What's hot: The snook fishing on the north Pinellas beaches is at its peak, and many large schools are holding along the swash channels. With an abundance of large females in the 15-pound class being caught so far this year, many smaller males will hold with them. Dawn and dusk will give anglers the best chance at the larger fish. Most of the fish caught along the shallows of the sandy shorelines will be found along breaks and points that stick out from the beach. Any darker green water will give away increased depth and will harbor game fish waiting to ambush a meal. The incoming tide has cooler water flowing in and will stimulate these linesiders into chewing on small pinfish and whitebait thrown ahead of the school. Twenty-five-pound fluorocarbon leader with a size 2/0 hook has been working best because of the clear water.
On higher tides, redfish in the 22- to 25-inch class are covering the oyster bars along the mangroves. Using a small 1/8-ounce brown pumpkin bucktail or a scented shrimp plastic tail, bounce the artificials along the edge of the oysters to instigate a strike. By keeping the rod tip high, the jigs will avoid getting hung up.
Just for kids: With many kids on summer break, fishing for small blacktip sharks will provide constant action. Use a long-shank silver hook with cut pinfish and a cork 2 feet above to produce strikes. The grass flats inside Honeymoon Island and Three Rooker Bar are holding good numbers.
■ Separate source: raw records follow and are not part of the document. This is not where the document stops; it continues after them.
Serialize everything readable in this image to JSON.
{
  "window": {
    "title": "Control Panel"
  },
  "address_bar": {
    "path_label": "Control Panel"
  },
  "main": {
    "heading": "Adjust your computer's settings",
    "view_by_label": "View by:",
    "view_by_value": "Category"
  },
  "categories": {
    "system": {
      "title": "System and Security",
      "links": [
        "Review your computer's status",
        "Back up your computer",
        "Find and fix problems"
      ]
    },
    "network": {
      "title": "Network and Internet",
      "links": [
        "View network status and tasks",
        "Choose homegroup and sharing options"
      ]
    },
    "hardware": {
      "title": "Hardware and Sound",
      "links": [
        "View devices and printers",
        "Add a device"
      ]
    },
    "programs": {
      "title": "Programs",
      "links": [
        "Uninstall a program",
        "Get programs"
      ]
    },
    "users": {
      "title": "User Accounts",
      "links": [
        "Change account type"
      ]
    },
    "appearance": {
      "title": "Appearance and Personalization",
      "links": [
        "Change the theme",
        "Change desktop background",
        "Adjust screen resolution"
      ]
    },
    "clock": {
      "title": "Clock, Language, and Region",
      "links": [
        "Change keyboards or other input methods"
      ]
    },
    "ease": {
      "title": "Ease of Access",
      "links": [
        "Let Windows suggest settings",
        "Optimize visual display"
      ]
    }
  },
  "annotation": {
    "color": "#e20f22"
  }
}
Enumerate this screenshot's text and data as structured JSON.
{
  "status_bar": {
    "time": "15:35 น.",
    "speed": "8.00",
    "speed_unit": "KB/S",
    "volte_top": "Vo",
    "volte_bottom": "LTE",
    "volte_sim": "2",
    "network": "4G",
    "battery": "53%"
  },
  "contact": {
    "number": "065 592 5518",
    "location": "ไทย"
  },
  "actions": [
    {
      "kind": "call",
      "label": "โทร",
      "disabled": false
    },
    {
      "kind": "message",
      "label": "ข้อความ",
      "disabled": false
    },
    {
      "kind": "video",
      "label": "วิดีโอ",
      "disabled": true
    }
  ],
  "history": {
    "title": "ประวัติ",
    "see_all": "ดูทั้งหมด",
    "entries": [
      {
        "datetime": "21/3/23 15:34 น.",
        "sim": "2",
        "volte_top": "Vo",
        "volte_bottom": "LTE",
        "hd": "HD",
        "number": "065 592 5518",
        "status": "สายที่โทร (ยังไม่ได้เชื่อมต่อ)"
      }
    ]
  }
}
Jim Huddleston charters out of Tampa, Palm Harbor and Clearwater and can be reached at (727) 439-9017 or firstname.lastname@example.org.